Why is it dangerous for human health?

The compound Vermiculite itself does not pose any health hazard on its premise, yet the insulation created using vermiculite contains asbestos fibers, which, if inhaled, can cause severe health problems. Home Inspectors should attempt educate clients of some of the potential issues as outlined by the EPA.

For instance, the Zonolite Attic insulation extracted from the Libby Mine in Montana and sold in Canada had massive asbestos deposits, resulting in asbestos contamination. This substance was hence banned from Canada and has not been available for around a decade.

Yet, it is to be noted and a home inspector should be aware that not all vermiculite contains asbestos deposits, especially the ones sold before 1990. However, modern homes having vermiculite insulation are very likely to become contaminated via asbestos.

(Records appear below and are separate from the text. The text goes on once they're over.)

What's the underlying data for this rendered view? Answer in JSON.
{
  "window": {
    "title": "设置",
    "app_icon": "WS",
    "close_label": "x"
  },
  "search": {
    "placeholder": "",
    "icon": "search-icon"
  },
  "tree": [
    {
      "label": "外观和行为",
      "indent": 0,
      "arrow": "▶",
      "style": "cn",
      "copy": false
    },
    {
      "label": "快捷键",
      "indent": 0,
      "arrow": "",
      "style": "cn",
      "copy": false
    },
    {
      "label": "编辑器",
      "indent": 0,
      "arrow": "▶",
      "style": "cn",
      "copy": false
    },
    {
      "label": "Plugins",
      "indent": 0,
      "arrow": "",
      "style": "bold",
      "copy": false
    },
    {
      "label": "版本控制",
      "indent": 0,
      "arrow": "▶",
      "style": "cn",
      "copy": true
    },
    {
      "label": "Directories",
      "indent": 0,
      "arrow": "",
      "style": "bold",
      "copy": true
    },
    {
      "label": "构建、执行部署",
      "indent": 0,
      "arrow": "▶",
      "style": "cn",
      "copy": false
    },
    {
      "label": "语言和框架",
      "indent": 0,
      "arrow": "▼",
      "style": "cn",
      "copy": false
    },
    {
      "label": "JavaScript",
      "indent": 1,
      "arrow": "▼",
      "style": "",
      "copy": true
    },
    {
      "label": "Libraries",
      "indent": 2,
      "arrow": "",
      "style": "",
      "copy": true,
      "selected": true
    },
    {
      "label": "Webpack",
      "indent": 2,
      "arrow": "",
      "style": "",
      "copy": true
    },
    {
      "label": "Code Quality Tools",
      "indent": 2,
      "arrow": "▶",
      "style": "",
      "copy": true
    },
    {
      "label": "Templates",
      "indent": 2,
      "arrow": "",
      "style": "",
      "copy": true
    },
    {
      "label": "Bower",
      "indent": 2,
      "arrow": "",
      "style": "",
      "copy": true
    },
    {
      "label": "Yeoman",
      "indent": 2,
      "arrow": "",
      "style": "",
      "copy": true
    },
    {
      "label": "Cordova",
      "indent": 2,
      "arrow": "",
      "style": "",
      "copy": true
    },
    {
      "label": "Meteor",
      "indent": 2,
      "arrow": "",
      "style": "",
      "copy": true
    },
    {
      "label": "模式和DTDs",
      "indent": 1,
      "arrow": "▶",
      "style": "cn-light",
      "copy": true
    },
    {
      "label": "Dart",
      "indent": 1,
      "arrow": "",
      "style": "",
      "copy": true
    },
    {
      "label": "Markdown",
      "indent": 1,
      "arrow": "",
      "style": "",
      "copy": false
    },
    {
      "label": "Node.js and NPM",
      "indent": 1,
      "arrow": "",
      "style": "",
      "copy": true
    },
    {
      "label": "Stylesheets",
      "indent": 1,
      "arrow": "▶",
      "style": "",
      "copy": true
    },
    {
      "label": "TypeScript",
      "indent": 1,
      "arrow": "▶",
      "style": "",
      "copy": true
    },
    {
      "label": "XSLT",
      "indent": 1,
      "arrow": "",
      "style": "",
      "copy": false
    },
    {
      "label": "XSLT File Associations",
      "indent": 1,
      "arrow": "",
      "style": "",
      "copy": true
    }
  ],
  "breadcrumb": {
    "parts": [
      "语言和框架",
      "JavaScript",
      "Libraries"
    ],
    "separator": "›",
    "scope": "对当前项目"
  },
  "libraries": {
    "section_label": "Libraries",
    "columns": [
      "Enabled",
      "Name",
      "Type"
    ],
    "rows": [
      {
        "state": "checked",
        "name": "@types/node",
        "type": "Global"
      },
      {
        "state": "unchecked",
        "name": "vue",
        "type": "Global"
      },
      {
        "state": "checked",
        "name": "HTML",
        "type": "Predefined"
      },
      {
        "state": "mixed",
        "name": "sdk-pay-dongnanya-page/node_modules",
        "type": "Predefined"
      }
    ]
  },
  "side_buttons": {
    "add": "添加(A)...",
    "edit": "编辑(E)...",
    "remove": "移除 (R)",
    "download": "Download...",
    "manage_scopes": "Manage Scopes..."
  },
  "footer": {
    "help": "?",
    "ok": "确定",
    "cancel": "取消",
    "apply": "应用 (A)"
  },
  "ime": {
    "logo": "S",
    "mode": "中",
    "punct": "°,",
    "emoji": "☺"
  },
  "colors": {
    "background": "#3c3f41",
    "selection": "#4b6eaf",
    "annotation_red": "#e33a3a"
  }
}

Asbestos contamination can pose serious health issues for people who have inhaled it. Home Inspectors through our line of work must be especially aware of this. Once asbestos fibers are inhaled, it can lead to many lung diseases such as Mesothelioma, asbestosis, and even lung cancer. To date, there is no safe level of asbestos exposure. Hence, you have to take precautions before buying a home. The health risks keep on increasing and are directly proportional to the frequency and duration of exposure.

How to tackle vermiculite infection?

The guide mentioned above comes in handy for all homebuyers in terms of home insulation. Do not forget to check with your home inspector before buying any house. A home inspection is equally essential as it allows you to find your perfect house without any flaws.